The plaintiff sought under an alleged oral contract of indemnity to recover damages for losses incurred in the purchase of stock under a stock purchase agreement between him and the defendants' decedent. Since, however, he failed to establish the existence of the alleged contract of indemnity, the trial court was correct in rendering judgment for the defendants. To secure an addition to a finding an appellant must point to some part of the appendices, the pleadings, or an exhibit, which discloses that the appellee admitted that the fact sought to be added was true or that its truth was conceded to be undisputed. That the testimony concerning it was not directly contradicted does not make it undisputed and thus does not require the trial court, which is at liberty to discredit any witnesses, to add it to its finding.
Argued April 9, 1970
Decided May 6, 1970
Action to recover damages for losses incurred under a stock purchase agreement with the defendants' decedent, brought to the Superior Court in Hartford County and tried to the court, Radin, J.; judgment for the defendants and appeal by the plaintiff. No error.
Harry L. Nair, for the appellant (plaintiff).
Alfred V. Covello, with whom, on the brief, were Thomas F. Parker and J. Harold Williams, for the appellees (defendants).
The plaintiff brought this action on an alleged oral contract of indemnity to recover damages for losses incurred by him in the purchase of stock under a stock purchase agreement between him and the decedent, Frederick M. Taylor. The plaintiff alleged that on or about August 1, 1952, Taylor, president and controlling stockholder, approached him with the proposal that he purchase stock of Taylor and Greenough, Inc., a Connecticut corporation, and that he, Taylor, would personally guarantee his investment and that in purchasing the stock he would suffer no loss. Later the stock became worthless, and the plaintiff sought to recover from the decedent's estate. The trial court found the issues for the defendants, and the plaintiff has appealed to this court from the judgment rendered.
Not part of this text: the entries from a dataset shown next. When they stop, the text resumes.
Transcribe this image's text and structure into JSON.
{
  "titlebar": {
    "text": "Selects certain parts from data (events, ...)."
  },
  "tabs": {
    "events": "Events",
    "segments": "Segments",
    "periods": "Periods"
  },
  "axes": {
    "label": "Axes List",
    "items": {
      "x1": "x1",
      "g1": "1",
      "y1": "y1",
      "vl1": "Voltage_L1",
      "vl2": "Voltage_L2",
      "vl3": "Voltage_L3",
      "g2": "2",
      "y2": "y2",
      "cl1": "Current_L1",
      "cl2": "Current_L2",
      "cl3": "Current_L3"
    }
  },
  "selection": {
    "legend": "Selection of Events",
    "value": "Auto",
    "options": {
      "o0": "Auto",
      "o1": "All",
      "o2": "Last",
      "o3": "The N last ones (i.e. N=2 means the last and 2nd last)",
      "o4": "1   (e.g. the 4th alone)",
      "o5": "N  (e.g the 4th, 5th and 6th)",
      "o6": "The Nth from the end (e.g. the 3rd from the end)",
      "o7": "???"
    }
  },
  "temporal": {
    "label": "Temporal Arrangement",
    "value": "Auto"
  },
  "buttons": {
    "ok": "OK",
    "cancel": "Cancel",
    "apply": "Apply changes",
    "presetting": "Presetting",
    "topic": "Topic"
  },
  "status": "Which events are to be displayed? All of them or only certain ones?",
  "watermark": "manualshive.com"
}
It was, of course, the burden of the plaintiff to prove the existence of the alleged contract of indemnity which he claimed the decedent breached. The trial court refused to find that such an agreement existed but instead found that the only contract entered into by the parties was embodied in a document which made no mention of an indemnity agreement. The plaintiff assigns error in the refusal of the court to find certain facts, notably, among them, the existence of the contract of indemnity.
To secure an addition to the finding, an appellant must point to some part of the appendix, the pleadings, or an exhibit properly before us which discloses that the appellee admitted that the fact in question was true or that its truth was conceded to be undisputed. Practice Book 628 (a); Martin v. Kavanewsky, 157 Conn. 514, 515, 255 A.2d 619; Maltbie, Conn. App. Proc. 158. The plaintiff testified to the existence of an oral agreement to indemnify. The other party to that alleged agreement was the decedent, Frederick M. Taylor, who had died on November 1, 1966, and whose testimony was, of course, unavailable to contradict the plaintiff, who was sued by writ dated July 6, 1967. "`Absence of direct contradiction by the mouth of a witness does not make a fact undisputed within the meaning of the rule. . . . The trial court is at liberty to discredit any witness . . . if it deems that it has cause to do so. It is one of the important functions of a trier to determine the relative credit to be given to oral evidence.'" Eastern Sportswear Co. v. S. Augstein Co., 141 Conn. 420, 422, 106 A.2d 476 (quoting from Allis v. Hall, 76 Conn. 322, 340, 56 A. 637); Greco v. Morcaldi, 145 Conn. 685, 687, 146 A.2d 589. Although the plaintiff has been unable to point to any finding of fact tending to support the existence of a contract of indemnity, he makes the claim that the court in its conclusions recognized the existence of such a contract. The court concluded that "[t]he understanding which was entered into between the parties was nothing more than an offer by the decedent to indemnify the plaintiff for any loss the plaintiff might suffer in the purchase of the stock." For one thing, this conclusion, to the extent that it would indicate the existence of an indemnity agreement, cannot be supported by the basic facts and therefore must fall. French v. Oberreuter, 157 Conn. 181, 193, 251 A.2d 67. Furthermore, the conclusion expressly states that the understanding was nothing more than an offer, which is perfectly consistent with the court's further conclusion that no enforceable agreement other than the stock purchase agreement actually received in evidence existed between the plaintiff and the decedent. Certainly these conclusions fall far short of establishing the existence of a contract of indemnity which the plaintiff was required to prove.
Because the plaintiff has been unable to establish the existence of a contract of indemnity, the trial court was correct in rendering judgment for the defendants.